[SUPPLIED RECORDS]

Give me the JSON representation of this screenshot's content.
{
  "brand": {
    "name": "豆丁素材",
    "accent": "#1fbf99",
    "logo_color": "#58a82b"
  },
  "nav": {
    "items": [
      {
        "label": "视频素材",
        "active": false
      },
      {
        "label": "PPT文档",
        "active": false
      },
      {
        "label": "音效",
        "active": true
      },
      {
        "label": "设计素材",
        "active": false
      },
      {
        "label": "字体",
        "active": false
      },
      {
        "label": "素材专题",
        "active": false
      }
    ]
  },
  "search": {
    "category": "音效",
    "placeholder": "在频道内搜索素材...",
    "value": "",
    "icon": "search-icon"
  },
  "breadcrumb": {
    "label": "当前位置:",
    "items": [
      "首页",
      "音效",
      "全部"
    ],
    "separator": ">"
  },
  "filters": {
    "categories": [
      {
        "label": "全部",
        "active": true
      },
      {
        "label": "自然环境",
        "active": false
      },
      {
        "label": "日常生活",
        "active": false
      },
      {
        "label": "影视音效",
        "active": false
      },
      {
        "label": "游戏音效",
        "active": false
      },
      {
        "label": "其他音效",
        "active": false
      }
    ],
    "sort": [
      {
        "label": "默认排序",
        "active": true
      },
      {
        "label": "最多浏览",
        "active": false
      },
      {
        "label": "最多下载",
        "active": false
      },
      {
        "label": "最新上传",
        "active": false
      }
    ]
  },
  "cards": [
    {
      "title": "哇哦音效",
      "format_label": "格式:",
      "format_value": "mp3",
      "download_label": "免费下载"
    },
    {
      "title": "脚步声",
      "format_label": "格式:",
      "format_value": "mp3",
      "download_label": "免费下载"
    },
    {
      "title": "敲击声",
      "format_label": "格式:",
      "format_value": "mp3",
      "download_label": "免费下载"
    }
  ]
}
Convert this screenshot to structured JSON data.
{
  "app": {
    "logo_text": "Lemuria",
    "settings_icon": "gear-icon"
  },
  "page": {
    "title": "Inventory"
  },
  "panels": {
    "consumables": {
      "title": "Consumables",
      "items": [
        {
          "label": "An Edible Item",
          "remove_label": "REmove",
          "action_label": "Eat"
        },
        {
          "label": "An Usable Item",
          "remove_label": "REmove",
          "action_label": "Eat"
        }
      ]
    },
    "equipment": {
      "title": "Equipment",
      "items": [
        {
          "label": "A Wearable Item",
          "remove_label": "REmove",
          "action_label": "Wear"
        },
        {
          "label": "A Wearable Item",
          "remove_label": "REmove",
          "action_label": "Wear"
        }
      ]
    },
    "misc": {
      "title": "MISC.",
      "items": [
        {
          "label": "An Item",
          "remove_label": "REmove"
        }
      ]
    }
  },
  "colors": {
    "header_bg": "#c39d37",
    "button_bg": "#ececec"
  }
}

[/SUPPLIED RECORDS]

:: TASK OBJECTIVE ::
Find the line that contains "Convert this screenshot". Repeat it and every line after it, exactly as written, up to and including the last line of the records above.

:: YOUR RESPONSE ::
Convert this screenshot to structured JSON data.
{
  "app": {
    "logo_text": "Lemuria",
    "settings_icon": "gear-icon"
  },
  "page": {
    "title": "Inventory"
  },
  "panels": {
    "consumables": {
      "title": "Consumables",
      "items": [
        {
          "label": "An Edible Item",
          "remove_label": "REmove",
          "action_label": "Eat"
        },
        {
          "label": "An Usable Item",
          "remove_label": "REmove",
          "action_label": "Eat"
        }
      ]
    },
    "equipment": {
      "title": "Equipment",
      "items": [
        {
          "label": "A Wearable Item",
          "remove_label": "REmove",
          "action_label": "Wear"
        },
        {
          "label": "A Wearable Item",
          "remove_label": "REmove",
          "action_label": "Wear"
        }
      ]
    },
    "misc": {
      "title": "MISC.",
      "items": [
        {
          "label": "An Item",
          "remove_label": "REmove"
        }
      ]
    }
  },
  "colors": {
    "header_bg": "#c39d37",
    "button_bg": "#ececec"
  }
}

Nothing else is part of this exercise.